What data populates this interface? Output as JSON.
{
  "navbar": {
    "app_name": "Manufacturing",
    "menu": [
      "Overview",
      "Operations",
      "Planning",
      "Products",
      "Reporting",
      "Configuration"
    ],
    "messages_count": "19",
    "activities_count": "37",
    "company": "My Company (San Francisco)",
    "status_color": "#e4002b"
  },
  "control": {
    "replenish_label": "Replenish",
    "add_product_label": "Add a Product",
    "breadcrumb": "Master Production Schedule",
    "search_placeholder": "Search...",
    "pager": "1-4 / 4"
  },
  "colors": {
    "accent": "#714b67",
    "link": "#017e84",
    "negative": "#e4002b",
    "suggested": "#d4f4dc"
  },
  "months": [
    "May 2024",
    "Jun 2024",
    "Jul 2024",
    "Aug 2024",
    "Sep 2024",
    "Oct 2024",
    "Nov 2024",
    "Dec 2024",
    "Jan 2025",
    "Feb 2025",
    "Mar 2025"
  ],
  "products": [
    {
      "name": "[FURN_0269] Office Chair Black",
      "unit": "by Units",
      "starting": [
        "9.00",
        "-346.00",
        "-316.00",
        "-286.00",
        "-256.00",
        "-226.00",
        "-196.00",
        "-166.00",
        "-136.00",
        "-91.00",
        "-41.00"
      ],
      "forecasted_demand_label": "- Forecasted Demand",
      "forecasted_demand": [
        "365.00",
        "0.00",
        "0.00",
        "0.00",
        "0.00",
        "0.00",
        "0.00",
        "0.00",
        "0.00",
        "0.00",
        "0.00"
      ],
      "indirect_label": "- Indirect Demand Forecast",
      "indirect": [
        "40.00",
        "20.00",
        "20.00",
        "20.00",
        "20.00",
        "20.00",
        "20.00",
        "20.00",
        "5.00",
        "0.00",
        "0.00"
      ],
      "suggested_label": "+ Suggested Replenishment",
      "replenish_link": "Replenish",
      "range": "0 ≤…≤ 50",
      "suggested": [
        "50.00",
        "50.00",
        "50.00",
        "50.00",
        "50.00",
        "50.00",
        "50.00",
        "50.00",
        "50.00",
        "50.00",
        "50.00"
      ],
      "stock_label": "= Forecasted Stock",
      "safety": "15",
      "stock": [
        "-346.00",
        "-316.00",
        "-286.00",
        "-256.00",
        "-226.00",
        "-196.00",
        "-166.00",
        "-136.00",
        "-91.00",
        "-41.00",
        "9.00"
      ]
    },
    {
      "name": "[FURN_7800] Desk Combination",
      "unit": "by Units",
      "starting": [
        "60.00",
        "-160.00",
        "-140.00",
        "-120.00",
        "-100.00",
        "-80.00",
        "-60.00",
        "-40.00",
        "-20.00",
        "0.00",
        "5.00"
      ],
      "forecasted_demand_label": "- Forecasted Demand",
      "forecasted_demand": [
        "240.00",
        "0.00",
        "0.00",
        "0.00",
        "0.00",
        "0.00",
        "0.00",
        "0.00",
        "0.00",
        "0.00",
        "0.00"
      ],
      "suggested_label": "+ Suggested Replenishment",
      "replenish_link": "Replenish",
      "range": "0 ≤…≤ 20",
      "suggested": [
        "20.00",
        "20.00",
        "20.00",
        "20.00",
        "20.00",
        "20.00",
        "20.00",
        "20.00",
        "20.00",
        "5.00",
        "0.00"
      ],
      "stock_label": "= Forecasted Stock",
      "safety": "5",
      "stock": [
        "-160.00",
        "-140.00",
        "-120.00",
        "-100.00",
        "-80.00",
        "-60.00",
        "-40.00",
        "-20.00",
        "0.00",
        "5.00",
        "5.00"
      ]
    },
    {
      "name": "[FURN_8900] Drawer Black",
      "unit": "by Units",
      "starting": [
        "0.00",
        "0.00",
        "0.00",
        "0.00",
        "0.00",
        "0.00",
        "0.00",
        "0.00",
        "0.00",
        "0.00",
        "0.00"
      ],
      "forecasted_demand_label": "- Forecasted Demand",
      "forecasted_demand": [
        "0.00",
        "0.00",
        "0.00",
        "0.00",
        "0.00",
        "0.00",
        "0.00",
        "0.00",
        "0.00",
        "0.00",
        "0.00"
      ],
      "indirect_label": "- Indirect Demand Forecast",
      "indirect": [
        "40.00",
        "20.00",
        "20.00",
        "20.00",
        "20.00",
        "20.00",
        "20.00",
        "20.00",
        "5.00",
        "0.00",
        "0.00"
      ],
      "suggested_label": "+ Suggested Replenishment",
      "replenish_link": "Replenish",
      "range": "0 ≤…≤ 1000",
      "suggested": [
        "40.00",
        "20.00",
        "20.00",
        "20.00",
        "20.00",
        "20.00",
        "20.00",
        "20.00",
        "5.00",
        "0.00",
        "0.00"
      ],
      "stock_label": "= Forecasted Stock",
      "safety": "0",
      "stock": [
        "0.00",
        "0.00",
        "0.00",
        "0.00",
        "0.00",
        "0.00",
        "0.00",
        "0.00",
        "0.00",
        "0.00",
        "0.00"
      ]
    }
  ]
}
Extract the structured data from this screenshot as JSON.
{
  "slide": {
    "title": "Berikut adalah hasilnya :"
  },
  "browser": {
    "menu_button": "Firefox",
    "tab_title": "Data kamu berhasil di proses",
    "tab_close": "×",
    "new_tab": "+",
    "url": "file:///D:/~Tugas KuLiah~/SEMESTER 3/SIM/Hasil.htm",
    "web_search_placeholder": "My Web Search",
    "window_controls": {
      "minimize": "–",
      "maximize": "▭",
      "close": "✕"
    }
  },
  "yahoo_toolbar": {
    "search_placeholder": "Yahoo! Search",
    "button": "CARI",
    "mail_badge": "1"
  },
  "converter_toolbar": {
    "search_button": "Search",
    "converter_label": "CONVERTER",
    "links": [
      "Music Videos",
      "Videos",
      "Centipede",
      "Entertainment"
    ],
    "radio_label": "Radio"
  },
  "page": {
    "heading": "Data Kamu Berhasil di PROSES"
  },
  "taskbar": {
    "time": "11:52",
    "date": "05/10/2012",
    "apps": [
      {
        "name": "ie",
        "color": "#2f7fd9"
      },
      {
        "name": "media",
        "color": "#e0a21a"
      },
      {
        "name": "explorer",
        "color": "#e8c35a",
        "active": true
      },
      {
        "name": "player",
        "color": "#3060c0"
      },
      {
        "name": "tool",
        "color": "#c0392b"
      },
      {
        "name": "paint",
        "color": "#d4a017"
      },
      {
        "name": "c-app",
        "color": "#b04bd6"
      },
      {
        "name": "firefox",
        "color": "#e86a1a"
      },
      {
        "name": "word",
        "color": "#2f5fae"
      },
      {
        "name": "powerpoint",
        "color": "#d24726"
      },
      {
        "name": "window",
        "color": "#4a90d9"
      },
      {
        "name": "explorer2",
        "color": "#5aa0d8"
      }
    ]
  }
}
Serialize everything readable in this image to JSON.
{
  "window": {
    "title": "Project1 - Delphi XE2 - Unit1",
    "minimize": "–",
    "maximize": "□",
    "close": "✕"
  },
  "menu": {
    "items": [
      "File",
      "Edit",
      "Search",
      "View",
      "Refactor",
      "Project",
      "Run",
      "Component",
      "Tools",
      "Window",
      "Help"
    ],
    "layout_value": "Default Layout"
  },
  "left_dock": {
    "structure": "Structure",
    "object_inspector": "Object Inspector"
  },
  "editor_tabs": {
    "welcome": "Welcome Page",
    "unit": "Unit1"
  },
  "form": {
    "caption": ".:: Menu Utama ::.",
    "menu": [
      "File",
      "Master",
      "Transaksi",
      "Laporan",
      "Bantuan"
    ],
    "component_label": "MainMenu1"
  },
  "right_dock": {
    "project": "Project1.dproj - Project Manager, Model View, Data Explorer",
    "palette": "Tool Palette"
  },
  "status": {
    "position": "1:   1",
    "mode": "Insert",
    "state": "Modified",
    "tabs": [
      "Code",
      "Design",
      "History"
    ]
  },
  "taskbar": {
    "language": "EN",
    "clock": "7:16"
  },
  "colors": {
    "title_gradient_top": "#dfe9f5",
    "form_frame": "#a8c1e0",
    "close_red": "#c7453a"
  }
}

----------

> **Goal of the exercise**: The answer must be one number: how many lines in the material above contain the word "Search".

> **Answer below**: 5